**TASK INSTRUCTIONS**
Without the pictures, output the records below word for word.

**SOURCE RECORDS**
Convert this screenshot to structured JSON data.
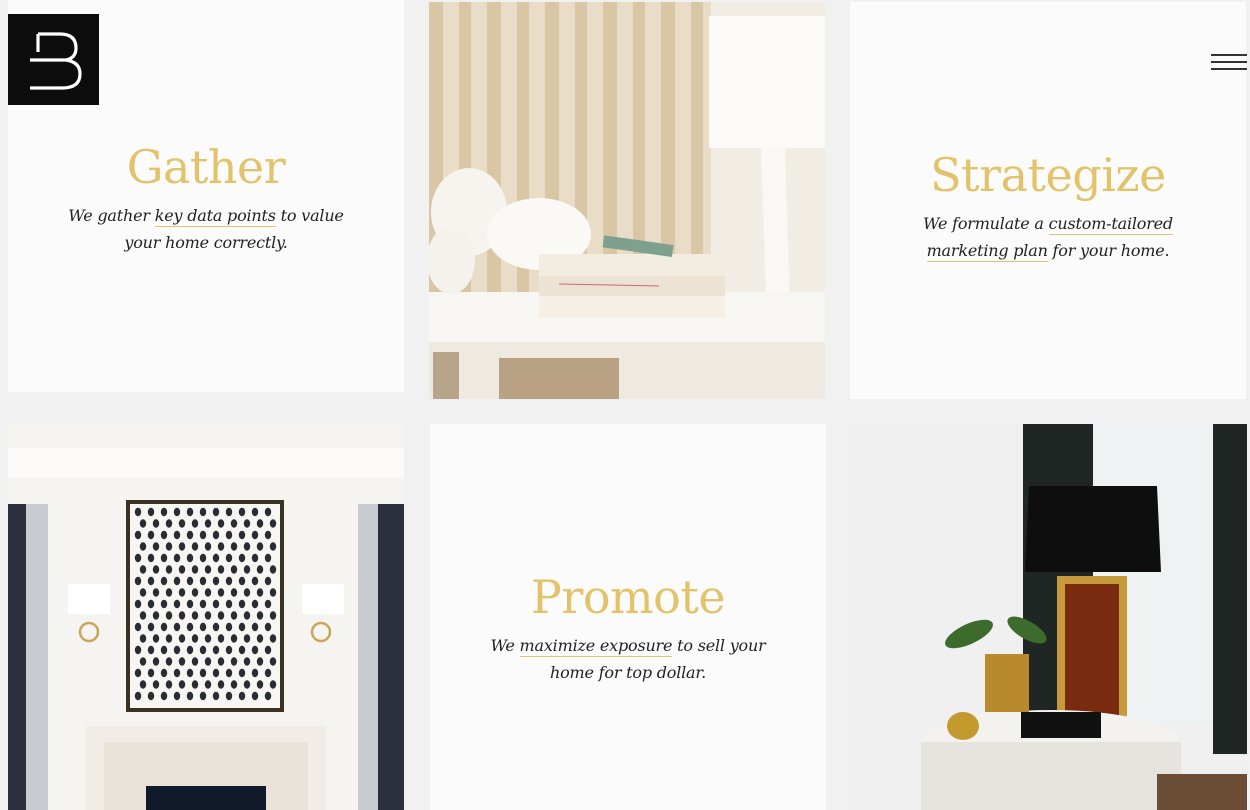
{
  "header": {
    "logo_letter": "B",
    "logo_icon": "b-monogram-logo",
    "menu_icon": "hamburger-menu-icon"
  },
  "tiles": {
    "gather": {
      "title": "Gather",
      "text_a": "We gather ",
      "link": "key data points",
      "text_b": " to value your home correctly."
    },
    "strategize": {
      "title": "Strategize",
      "text_a": "We formulate a ",
      "link": "custom-tailored marketing plan",
      "text_b": " for your home."
    },
    "promote": {
      "title": "Promote",
      "text_a": "We ",
      "link": "maximize exposure",
      "text_b": " to sell your home for top dollar."
    }
  },
  "colors": {
    "accent_gold": "#e3c36a",
    "tile_background": "#fbfbfc",
    "page_background": "#f1f1f1",
    "logo_background": "#0d0d0d"
  }
}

**EXERCISE RESPONSE**
Convert this screenshot to structured JSON data.
{
  "header": {
    "logo_letter": "B",
    "logo_icon": "b-monogram-logo",
    "menu_icon": "hamburger-menu-icon"
  },
  "tiles": {
    "gather": {
      "title": "Gather",
      "text_a": "We gather ",
      "link": "key data points",
      "text_b": " to value your home correctly."
    },
    "strategize": {
      "title": "Strategize",
      "text_a": "We formulate a ",
      "link": "custom-tailored marketing plan",
      "text_b": " for your home."
    },
    "promote": {
      "title": "Promote",
      "text_a": "We ",
      "link": "maximize exposure",
      "text_b": " to sell your home for top dollar."
    }
  },
  "colors": {
    "accent_gold": "#e3c36a",
    "tile_background": "#fbfbfc",
    "page_background": "#f1f1f1",
    "logo_background": "#0d0d0d"
  }
}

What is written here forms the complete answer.